Like these lengthening days (today will be 11 seconds longer), life sometimes has to be taken in baby steps too, instead of those giant leaps we often choose to take.  Change brought on by challenge is in the end a positive...but the getting to the other side can take every ounce of effort.  This year was one of loss (of my son-in-law) balanced by gain (new granddaughter Geneva, lots of new art, and deepening relationships with loved ones).

Today I'll be back in the studio for the first time in a week, looking through some newly acquired items from the bin trip yesterday, temporarily packing away some things that have sat for too long, and attempting to free up some wall space so I have a place to work.  In a few days, grandson Jake will be here again and treehouse work (siding) will continue.

I hope your holiday finds you in a place of peace and comfort with those you love!
(Untitled piece, copyright Diane Lou.  Just added the "cage" part in the past week.)

2 comments:

lee said...

This is very clever your tip must be much better than ours LOL!

Diane Lou said...

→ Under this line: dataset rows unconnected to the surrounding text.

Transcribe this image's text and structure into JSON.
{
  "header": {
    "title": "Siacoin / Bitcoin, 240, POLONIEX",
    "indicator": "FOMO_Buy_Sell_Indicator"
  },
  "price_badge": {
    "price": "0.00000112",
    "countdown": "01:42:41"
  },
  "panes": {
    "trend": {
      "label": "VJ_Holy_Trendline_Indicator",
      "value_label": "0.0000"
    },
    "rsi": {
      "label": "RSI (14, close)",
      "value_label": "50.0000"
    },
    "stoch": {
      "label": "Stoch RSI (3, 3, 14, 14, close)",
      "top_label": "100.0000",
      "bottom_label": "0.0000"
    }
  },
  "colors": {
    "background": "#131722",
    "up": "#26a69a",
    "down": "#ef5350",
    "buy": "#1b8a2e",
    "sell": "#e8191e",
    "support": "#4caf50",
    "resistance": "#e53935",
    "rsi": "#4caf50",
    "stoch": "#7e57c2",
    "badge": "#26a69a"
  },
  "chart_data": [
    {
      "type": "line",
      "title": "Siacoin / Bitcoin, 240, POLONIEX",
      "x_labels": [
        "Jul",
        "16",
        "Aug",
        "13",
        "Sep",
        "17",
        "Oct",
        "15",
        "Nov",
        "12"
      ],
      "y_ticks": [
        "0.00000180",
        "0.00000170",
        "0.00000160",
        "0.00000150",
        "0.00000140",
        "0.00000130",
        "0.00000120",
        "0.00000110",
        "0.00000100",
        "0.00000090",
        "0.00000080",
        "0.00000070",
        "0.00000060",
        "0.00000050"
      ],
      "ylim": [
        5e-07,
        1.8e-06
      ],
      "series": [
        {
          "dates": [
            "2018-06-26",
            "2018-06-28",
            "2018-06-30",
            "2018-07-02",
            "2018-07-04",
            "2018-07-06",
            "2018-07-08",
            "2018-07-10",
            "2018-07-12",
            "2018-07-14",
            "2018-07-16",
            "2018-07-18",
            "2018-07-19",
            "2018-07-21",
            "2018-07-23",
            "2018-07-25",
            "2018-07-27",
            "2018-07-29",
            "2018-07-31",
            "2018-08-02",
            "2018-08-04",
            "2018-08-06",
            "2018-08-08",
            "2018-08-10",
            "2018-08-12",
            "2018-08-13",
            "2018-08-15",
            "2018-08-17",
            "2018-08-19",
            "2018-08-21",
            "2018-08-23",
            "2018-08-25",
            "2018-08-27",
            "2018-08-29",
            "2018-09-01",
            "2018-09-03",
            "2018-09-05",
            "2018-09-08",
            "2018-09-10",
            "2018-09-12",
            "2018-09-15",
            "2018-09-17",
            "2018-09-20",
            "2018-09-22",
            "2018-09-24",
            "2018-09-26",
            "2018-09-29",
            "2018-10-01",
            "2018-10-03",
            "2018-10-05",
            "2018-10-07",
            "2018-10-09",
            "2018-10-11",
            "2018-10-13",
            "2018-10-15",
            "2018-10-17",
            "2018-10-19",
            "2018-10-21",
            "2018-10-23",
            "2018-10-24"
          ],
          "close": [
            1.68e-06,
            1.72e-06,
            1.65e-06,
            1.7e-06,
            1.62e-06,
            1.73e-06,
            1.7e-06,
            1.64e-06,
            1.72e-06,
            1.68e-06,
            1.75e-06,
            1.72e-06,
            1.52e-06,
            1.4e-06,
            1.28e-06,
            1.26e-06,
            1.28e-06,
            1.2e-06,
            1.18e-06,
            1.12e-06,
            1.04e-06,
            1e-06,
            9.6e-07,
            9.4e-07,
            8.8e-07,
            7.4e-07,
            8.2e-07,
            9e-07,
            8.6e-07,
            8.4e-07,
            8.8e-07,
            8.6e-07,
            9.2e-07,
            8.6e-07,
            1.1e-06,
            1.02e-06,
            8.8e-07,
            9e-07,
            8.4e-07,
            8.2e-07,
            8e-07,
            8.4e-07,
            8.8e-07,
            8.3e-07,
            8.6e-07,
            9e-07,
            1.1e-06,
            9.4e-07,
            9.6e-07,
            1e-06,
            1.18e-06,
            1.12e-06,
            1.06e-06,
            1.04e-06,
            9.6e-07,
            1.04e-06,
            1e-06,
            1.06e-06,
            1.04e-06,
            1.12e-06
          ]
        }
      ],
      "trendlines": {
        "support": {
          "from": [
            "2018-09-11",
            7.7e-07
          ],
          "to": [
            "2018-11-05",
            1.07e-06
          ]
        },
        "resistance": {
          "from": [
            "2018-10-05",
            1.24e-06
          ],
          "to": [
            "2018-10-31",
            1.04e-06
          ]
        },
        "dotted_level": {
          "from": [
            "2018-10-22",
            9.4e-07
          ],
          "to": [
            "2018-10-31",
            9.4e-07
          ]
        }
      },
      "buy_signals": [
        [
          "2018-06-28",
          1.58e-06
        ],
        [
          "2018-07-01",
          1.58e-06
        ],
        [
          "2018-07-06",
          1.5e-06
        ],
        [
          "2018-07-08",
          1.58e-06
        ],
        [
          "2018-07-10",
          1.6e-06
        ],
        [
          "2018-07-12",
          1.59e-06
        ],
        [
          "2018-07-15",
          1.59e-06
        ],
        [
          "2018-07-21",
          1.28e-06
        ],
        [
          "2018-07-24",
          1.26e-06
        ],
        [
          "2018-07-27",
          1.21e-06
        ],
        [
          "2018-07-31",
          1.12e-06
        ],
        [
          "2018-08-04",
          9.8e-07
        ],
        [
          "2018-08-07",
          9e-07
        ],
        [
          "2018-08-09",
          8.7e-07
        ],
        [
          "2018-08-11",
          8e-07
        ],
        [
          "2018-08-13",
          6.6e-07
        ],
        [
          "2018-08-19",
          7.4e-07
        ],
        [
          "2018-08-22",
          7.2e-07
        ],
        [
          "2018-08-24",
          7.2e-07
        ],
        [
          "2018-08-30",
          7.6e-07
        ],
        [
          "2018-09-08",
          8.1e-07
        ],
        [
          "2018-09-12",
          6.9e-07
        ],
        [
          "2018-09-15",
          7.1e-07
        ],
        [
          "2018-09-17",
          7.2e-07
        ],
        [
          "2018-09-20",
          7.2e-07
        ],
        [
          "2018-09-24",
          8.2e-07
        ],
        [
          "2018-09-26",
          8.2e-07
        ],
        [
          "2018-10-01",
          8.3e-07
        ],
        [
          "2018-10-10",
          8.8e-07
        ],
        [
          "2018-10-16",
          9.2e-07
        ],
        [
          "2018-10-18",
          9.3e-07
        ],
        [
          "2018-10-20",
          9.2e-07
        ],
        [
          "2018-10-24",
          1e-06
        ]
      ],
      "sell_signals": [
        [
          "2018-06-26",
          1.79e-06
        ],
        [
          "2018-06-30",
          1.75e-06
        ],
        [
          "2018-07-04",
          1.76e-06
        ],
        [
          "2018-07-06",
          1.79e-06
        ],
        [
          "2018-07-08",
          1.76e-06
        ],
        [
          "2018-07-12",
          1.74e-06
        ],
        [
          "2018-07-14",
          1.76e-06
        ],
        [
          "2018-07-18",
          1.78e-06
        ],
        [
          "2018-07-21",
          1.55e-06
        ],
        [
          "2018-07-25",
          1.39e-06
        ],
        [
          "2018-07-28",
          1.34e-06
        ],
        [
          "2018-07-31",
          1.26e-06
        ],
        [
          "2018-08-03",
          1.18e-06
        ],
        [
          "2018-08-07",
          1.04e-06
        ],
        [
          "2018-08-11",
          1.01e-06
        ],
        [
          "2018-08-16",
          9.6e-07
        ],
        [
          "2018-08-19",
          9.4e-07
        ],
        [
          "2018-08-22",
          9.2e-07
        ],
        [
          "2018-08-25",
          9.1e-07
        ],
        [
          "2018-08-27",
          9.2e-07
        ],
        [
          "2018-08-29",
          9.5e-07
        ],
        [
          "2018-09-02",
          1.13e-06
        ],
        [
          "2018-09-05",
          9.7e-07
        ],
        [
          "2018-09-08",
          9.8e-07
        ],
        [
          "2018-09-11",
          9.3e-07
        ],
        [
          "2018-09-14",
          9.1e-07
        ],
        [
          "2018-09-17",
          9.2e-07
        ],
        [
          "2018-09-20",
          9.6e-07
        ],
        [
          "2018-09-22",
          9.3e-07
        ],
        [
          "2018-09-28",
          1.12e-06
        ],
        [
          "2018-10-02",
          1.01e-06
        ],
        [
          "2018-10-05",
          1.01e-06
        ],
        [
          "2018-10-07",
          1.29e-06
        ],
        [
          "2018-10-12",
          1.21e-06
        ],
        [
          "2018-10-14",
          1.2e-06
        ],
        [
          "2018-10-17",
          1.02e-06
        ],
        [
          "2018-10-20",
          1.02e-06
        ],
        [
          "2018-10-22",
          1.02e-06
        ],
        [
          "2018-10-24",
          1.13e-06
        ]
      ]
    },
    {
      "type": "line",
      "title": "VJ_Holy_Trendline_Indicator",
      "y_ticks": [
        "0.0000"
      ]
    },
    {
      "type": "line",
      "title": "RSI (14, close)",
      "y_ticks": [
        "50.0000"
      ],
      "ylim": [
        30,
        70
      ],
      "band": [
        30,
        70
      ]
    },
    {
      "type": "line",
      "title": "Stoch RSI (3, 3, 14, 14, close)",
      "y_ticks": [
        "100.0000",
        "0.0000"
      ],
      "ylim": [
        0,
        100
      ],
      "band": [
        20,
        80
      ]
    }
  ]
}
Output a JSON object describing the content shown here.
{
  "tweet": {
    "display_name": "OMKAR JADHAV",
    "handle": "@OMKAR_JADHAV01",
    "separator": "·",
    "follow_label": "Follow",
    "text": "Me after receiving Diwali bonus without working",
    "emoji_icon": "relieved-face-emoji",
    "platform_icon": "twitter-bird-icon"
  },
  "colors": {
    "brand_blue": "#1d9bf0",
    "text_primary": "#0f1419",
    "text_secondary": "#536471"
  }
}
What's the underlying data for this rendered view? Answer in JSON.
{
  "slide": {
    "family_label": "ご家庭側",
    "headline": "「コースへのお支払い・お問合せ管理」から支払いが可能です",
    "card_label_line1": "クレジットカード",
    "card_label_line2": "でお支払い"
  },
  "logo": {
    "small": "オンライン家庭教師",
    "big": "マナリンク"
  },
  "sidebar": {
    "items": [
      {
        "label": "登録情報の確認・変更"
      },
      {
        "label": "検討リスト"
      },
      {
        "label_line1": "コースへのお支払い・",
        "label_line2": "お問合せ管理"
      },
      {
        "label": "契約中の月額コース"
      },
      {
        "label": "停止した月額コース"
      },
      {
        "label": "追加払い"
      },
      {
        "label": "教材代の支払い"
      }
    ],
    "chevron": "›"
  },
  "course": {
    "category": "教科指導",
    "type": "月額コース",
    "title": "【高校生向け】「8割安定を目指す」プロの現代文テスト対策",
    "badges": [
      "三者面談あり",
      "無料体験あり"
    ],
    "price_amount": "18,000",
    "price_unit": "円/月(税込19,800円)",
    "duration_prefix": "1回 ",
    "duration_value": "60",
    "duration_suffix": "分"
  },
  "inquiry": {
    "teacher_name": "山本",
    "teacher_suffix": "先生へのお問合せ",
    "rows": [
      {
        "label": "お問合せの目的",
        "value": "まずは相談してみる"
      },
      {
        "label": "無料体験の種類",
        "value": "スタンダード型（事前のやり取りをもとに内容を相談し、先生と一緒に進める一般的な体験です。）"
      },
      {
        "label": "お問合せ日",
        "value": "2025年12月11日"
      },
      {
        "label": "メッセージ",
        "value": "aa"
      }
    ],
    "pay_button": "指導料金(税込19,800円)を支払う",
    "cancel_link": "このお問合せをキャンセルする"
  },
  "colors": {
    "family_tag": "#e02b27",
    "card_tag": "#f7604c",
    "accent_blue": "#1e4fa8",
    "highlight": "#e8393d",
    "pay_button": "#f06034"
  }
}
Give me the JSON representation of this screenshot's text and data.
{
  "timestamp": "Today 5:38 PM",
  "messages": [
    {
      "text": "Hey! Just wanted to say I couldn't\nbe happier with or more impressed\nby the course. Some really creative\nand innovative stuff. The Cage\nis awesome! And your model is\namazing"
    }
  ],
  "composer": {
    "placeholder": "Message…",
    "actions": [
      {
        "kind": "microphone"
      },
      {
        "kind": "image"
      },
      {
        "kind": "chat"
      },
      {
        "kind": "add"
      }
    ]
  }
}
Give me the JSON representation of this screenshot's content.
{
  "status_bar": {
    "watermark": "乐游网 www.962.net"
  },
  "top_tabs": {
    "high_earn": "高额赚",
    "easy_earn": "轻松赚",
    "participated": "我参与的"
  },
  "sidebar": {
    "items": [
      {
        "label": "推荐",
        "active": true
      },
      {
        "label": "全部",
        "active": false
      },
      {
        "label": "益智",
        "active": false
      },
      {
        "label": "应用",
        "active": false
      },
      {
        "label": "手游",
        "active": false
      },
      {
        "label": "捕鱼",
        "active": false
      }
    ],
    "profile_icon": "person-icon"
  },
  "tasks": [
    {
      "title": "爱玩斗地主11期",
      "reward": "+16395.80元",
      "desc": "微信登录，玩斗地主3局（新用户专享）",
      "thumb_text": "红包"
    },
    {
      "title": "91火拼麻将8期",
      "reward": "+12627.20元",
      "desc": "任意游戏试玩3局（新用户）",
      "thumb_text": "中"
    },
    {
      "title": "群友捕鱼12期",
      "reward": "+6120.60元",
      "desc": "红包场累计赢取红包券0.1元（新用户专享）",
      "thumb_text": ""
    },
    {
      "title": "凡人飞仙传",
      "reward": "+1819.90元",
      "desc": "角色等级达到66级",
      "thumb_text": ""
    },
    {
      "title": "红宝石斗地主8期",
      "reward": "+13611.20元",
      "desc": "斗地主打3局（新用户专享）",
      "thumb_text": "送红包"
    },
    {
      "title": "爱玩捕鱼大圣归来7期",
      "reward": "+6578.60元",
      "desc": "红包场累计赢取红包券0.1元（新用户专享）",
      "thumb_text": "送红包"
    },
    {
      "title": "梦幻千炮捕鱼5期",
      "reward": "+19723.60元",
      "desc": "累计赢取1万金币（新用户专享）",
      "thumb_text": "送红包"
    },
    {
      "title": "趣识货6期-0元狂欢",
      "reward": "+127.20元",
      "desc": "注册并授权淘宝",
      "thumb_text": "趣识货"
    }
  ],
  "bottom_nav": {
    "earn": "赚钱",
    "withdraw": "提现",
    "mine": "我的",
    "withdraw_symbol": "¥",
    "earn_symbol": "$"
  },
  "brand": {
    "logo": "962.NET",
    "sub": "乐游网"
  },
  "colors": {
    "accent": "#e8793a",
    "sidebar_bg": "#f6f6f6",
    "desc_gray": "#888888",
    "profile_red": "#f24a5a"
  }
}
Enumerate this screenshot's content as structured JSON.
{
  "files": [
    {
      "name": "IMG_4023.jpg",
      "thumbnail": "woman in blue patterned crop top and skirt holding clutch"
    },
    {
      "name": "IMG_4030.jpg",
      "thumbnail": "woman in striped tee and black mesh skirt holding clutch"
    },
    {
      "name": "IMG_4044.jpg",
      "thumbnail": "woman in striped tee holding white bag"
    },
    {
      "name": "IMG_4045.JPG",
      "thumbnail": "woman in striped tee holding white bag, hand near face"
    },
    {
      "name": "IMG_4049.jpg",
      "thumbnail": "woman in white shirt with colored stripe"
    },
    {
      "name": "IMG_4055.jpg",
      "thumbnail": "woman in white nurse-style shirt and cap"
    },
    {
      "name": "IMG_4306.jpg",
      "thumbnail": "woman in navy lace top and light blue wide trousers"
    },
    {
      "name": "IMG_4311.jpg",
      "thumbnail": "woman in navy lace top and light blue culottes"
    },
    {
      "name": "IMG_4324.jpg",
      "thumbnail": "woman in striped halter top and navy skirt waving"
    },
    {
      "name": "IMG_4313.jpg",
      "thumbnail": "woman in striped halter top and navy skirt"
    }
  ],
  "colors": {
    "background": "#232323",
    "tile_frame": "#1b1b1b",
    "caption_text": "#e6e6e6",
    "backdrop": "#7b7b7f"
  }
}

Thanks! Your name will go in for the drawing. I appreciate your reading the blog.